__Page and application data records__:

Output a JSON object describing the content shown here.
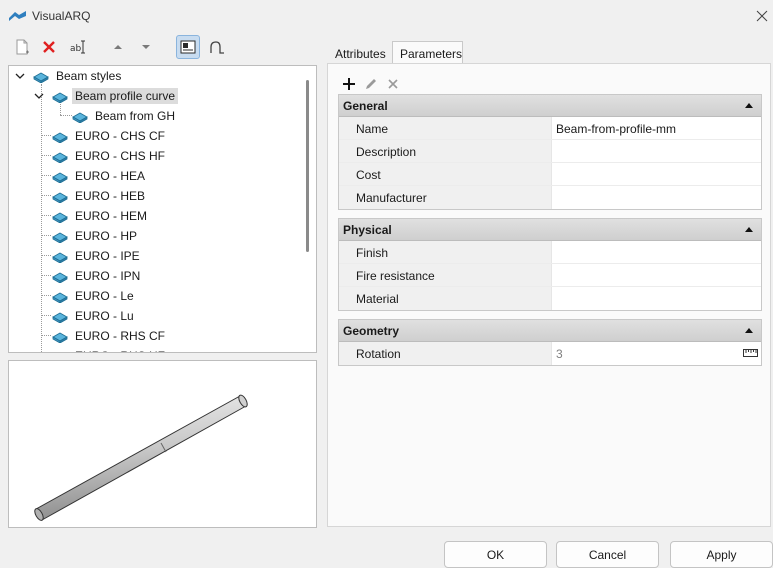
{
  "window": {
    "title": "VisualARQ"
  },
  "toolbar": {
    "icons": [
      "new-style-icon",
      "delete-icon",
      "rename-icon",
      "move-up-icon",
      "move-down-icon",
      "view-mode-icon",
      "curve-icon"
    ]
  },
  "tree": {
    "root": "Beam styles",
    "selected": "Beam profile curve",
    "child": "Beam from GH",
    "items": [
      "EURO - CHS CF",
      "EURO - CHS HF",
      "EURO - HEA",
      "EURO - HEB",
      "EURO - HEM",
      "EURO - HP",
      "EURO - IPE",
      "EURO - IPN",
      "EURO - Le",
      "EURO - Lu",
      "EURO - RHS CF",
      "EURO - RHS HF"
    ]
  },
  "tabs": [
    "Attributes",
    "Parameters"
  ],
  "active_tab": "Parameters",
  "groups": [
    {
      "title": "General",
      "rows": [
        {
          "name": "Name",
          "value": "Beam-from-profile-mm"
        },
        {
          "name": "Description",
          "value": ""
        },
        {
          "name": "Cost",
          "value": ""
        },
        {
          "name": "Manufacturer",
          "value": ""
        }
      ]
    },
    {
      "title": "Physical",
      "rows": [
        {
          "name": "Finish",
          "value": ""
        },
        {
          "name": "Fire resistance",
          "value": ""
        },
        {
          "name": "Material",
          "value": ""
        }
      ]
    },
    {
      "title": "Geometry",
      "rows": [
        {
          "name": "Rotation",
          "value": "3"
        }
      ]
    }
  ],
  "buttons": {
    "ok": "OK",
    "cancel": "Cancel",
    "apply": "Apply"
  },
  "colors": {
    "accent": "#2f7fbf",
    "delete": "#e02020",
    "selection": "#dcdcdc"
  }
}
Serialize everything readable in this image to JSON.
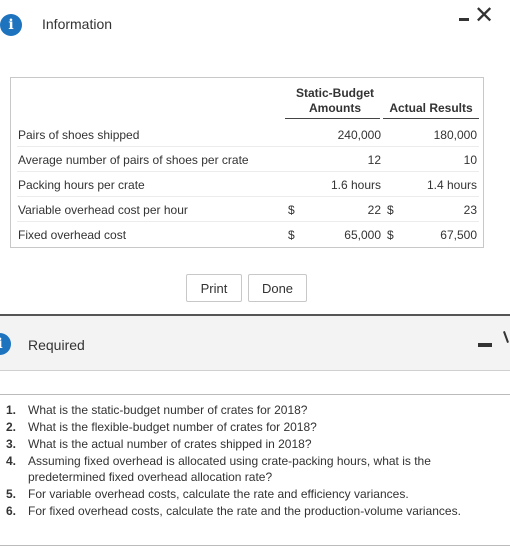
{
  "dialog": {
    "icon": "info-icon",
    "title": "Information",
    "icon_glyph": "i"
  },
  "table": {
    "headers": {
      "static_budget_line1": "Static-Budget",
      "static_budget_line2": "Amounts",
      "actual_results": "Actual Results"
    },
    "rows": [
      {
        "label": "Pairs of shoes shipped",
        "dollar_static": "",
        "static": "240,000",
        "dollar_actual": "",
        "actual": "180,000"
      },
      {
        "label": "Average number of pairs of shoes per crate",
        "dollar_static": "",
        "static": "12",
        "dollar_actual": "",
        "actual": "10"
      },
      {
        "label": "Packing hours per crate",
        "dollar_static": "",
        "static": "1.6 hours",
        "dollar_actual": "",
        "actual": "1.4 hours"
      },
      {
        "label": "Variable overhead cost per hour",
        "dollar_static": "$",
        "static": "22",
        "dollar_actual": "$",
        "actual": "23"
      },
      {
        "label": "Fixed overhead cost",
        "dollar_static": "$",
        "static": "65,000",
        "dollar_actual": "$",
        "actual": "67,500"
      }
    ]
  },
  "buttons": {
    "print": "Print",
    "done": "Done"
  },
  "required": {
    "title": "Required",
    "icon_glyph": "i",
    "questions": [
      {
        "num": "1.",
        "text": "What is the static-budget number of crates for 2018?"
      },
      {
        "num": "2.",
        "text": "What is the flexible-budget number of crates for 2018?"
      },
      {
        "num": "3.",
        "text": "What is the actual number of crates shipped in 2018?"
      },
      {
        "num": "4.",
        "text": "Assuming fixed overhead is allocated using crate-packing hours, what is the predetermined fixed overhead allocation rate?"
      },
      {
        "num": "5.",
        "text": "For variable overhead costs, calculate the rate and efficiency variances."
      },
      {
        "num": "6.",
        "text": "For fixed overhead costs, calculate the rate and the production-volume variances."
      }
    ]
  },
  "colors": {
    "info_icon": "#1e73be",
    "text": "#333333",
    "border": "#c8c8c8"
  }
}
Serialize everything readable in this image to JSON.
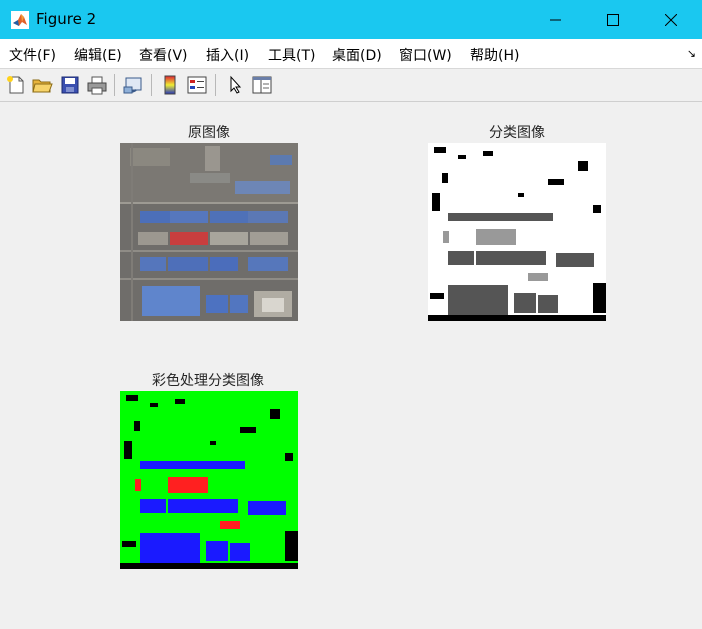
{
  "window": {
    "title": "Figure 2"
  },
  "menu": [
    "文件(F)",
    "编辑(E)",
    "查看(V)",
    "插入(I)",
    "工具(T)",
    "桌面(D)",
    "窗口(W)",
    "帮助(H)"
  ],
  "toolbar": {
    "icons": [
      "new-figure-icon",
      "open-file-icon",
      "save-icon",
      "print-icon",
      "link-plot-icon",
      "colorbar-icon",
      "legend-icon",
      "edit-plot-arrow-icon",
      "property-inspector-icon"
    ]
  },
  "axes": {
    "original": {
      "title": "原图像"
    },
    "classified": {
      "title": "分类图像"
    },
    "color_classified": {
      "title": "彩色处理分类图像"
    }
  },
  "colors": {
    "titlebar": "#1ac8f0",
    "classes_color": [
      "#00ff00",
      "#1a1aff",
      "#ff2020",
      "#000000"
    ],
    "classes_gray": [
      "#ffffff",
      "#555555",
      "#999999",
      "#000000"
    ]
  }
}
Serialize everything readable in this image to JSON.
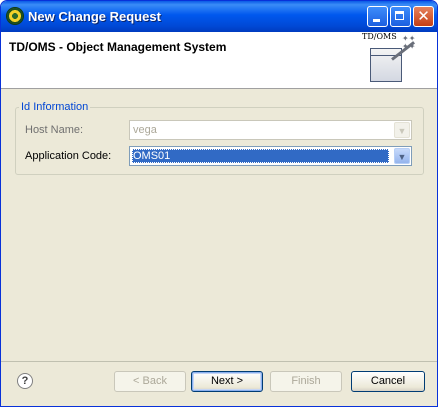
{
  "window": {
    "title": "New Change Request"
  },
  "header": {
    "title": "TD/OMS - Object Management System",
    "banner_label": "TD/OMS"
  },
  "group": {
    "title": "Id Information",
    "host_label": "Host Name:",
    "host_value": "vega",
    "app_label": "Application Code:",
    "app_value": "OMS01"
  },
  "buttons": {
    "back": "< Back",
    "next": "Next >",
    "finish": "Finish",
    "cancel": "Cancel",
    "help": "?"
  },
  "icons": {
    "title_icon": "app-logo-icon",
    "minimize": "minimize-icon",
    "maximize": "maximize-icon",
    "close": "close-icon",
    "dropdown": "chevron-down-icon",
    "help": "help-icon",
    "banner": "wizard-wand-icon"
  }
}
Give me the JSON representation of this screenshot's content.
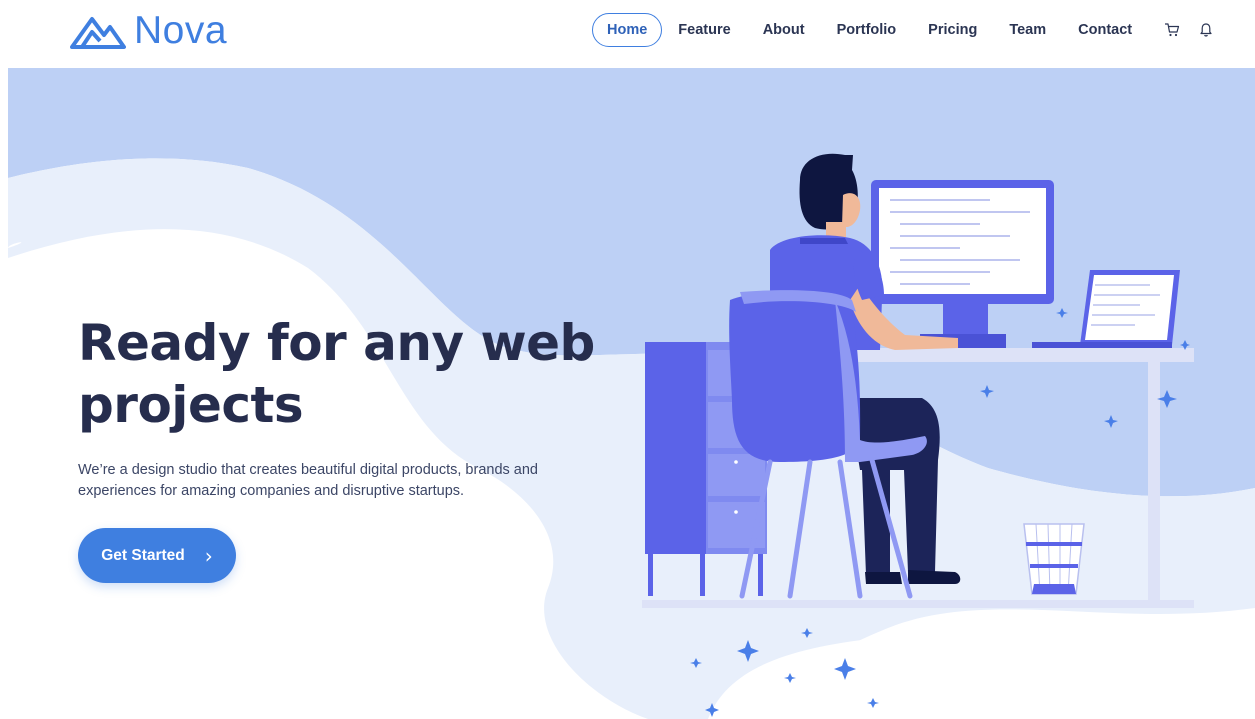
{
  "brand": {
    "name": "Nova",
    "color": "#3f7fe0"
  },
  "nav": {
    "items": [
      {
        "label": "Home",
        "active": true
      },
      {
        "label": "Feature"
      },
      {
        "label": "About"
      },
      {
        "label": "Portfolio"
      },
      {
        "label": "Pricing"
      },
      {
        "label": "Team"
      },
      {
        "label": "Contact"
      }
    ],
    "icons": [
      "cart-icon",
      "bell-icon"
    ]
  },
  "hero": {
    "headline_line1": "Ready for any web",
    "headline_line2": "projects",
    "subtext": "We’re a design studio that creates beautiful digital products, brands and experiences for amazing companies and disruptive startups.",
    "cta_label": "Get Started",
    "cta_icon": "chevron-right-icon"
  },
  "colors": {
    "accent": "#3f7fe0",
    "hero_bg": "#bdd0f5",
    "hero_wave": "#e8effb",
    "headline": "#262d4d",
    "illustration_purple": "#5b63e8"
  }
}
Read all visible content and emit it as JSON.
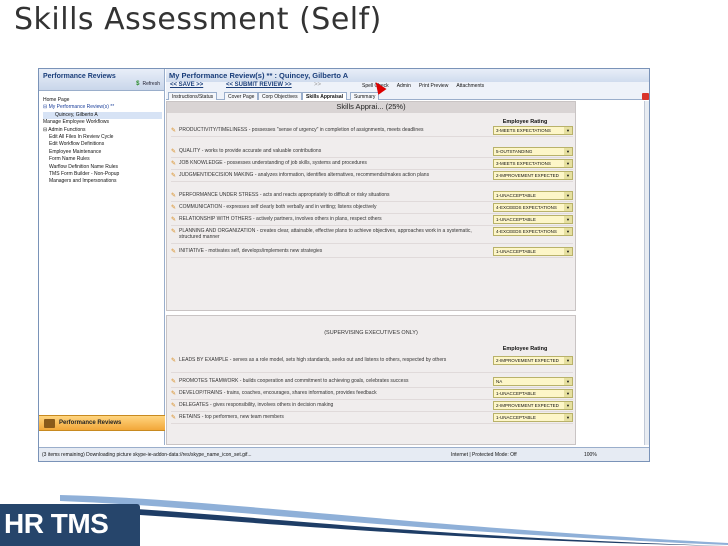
{
  "slide": {
    "title": "Skills Assessment (Self)"
  },
  "logo": {
    "text": "HR TMS"
  },
  "left_pane": {
    "title": "Performance Reviews",
    "refresh_label": "Refresh",
    "tree": [
      {
        "label": "Home Page",
        "indent": 0,
        "prefix": ""
      },
      {
        "label": "My Performance Review(s) **",
        "indent": 0,
        "prefix": "⊟ ",
        "style": "blue"
      },
      {
        "label": "Quincey, Gilberto A",
        "indent": 2,
        "prefix": "",
        "style": "sel"
      },
      {
        "label": "Manage Employee Workflows",
        "indent": 0,
        "prefix": ""
      },
      {
        "label": "Admin Functions",
        "indent": 0,
        "prefix": "⊟ "
      },
      {
        "label": "Edit All Files In Review Cycle",
        "indent": 1,
        "prefix": ""
      },
      {
        "label": "Edit Workflow Definitions",
        "indent": 1,
        "prefix": ""
      },
      {
        "label": "Employee Maintenance",
        "indent": 1,
        "prefix": ""
      },
      {
        "label": "Form Name Rules",
        "indent": 1,
        "prefix": ""
      },
      {
        "label": "Warflow Definition Name Rules",
        "indent": 1,
        "prefix": ""
      },
      {
        "label": "TMS Form Builder - Non-Popup",
        "indent": 1,
        "prefix": ""
      },
      {
        "label": "Managers and Impersonations",
        "indent": 1,
        "prefix": ""
      }
    ],
    "footer_label": "Performance Reviews"
  },
  "right_pane": {
    "title": "My Performance Review(s) ** : Quincey, Gilberto A",
    "save_label": "<< SAVE >>",
    "submit_label": "<< SUBMIT REVIEW >>",
    "sep_label": ">>",
    "tools": [
      "Spell Check",
      "Admin",
      "Print Preview",
      "Attachments"
    ],
    "tabs": [
      "Instructions/Status",
      "Cover Page",
      "Corp Objectives",
      "Skills Appraisal",
      "Summary"
    ],
    "active_tab": "Skills Appraisal"
  },
  "section1": {
    "title": "Skills Apprai... (25%)",
    "col_header": "Employee Rating",
    "rows": [
      {
        "text": "PRODUCTIVITY/TIMELINESS - possesses \"sense of urgency\" in completion of assignments, meets deadlines",
        "rating": "3-MEETS EXPECTATIONS"
      },
      {
        "text": "QUALITY - works to provide accurate and valuable contributions",
        "rating": "5-OUTSTANDING"
      },
      {
        "text": "JOB KNOWLEDGE - possesses understanding of job skills, systems and procedures",
        "rating": "3-MEETS EXPECTATIONS"
      },
      {
        "text": "JUDGMENT/DECISION MAKING - analyzes information, identifies alternatives, recommends/makes action plans",
        "rating": "2-IMPROVEMENT EXPECTED"
      },
      {
        "text": "PERFORMANCE UNDER STRESS - acts and reacts appropriately to difficult or risky situations",
        "rating": "1-UNACCEPTABLE"
      },
      {
        "text": "COMMUNICATION - expresses self clearly both verbally and in writing; listens objectively",
        "rating": "4-EXCEEDS EXPECTATIONS"
      },
      {
        "text": "RELATIONSHIP WITH OTHERS - actively partners, involves others in plans, respect others",
        "rating": "1-UNACCEPTABLE"
      },
      {
        "text": "PLANNING AND ORGANIZATION - creates clear, attainable, effective plans to achieve objectives, approaches work in a systematic, structured manner",
        "rating": "4-EXCEEDS EXPECTATIONS"
      },
      {
        "text": "INITIATIVE - motivates self, develops/implements new strategies",
        "rating": "1-UNACCEPTABLE"
      }
    ]
  },
  "section2": {
    "subtitle": "(SUPERVISING EXECUTIVES ONLY)",
    "col_header": "Employee Rating",
    "rows": [
      {
        "text": "LEADS BY EXAMPLE - serves as a role model, sets high standards, seeks out and listens to others, respected by others",
        "rating": "2-IMPROVEMENT EXPECTED"
      },
      {
        "text": "PROMOTES TEAMWORK - builds cooperation and commitment to achieving goals, celebrates success",
        "rating": "NA"
      },
      {
        "text": "DEVELOP/TRAINS - trains, coaches, encourages, shares information, provides feedback",
        "rating": "1-UNACCEPTABLE"
      },
      {
        "text": "DELEGATES - gives responsibility, involves others in decision making",
        "rating": "2-IMPROVEMENT EXPECTED"
      },
      {
        "text": "RETAINS - top performers, new team members",
        "rating": "1-UNACCEPTABLE"
      }
    ]
  },
  "status_bar": {
    "text": "(3 items remaining) Downloading picture skype-ie-addon-data://res/skype_name_icon_set.gif...",
    "zone": "Internet | Protected Mode: Off",
    "zoom": "100%"
  },
  "colors": {
    "accent": "#1a3e7a",
    "rating_bg": "#fdf6c8",
    "logo_bg": "#26456b",
    "footer": "#f2a73a"
  }
}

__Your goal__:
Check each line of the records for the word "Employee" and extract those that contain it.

__Reply to the exercise__:
        "label": "Manage Employee Workflows",
        "label": "Employee Maintenance",
    "col_header": "Employee Rating",
    "col_header": "Employee Rating",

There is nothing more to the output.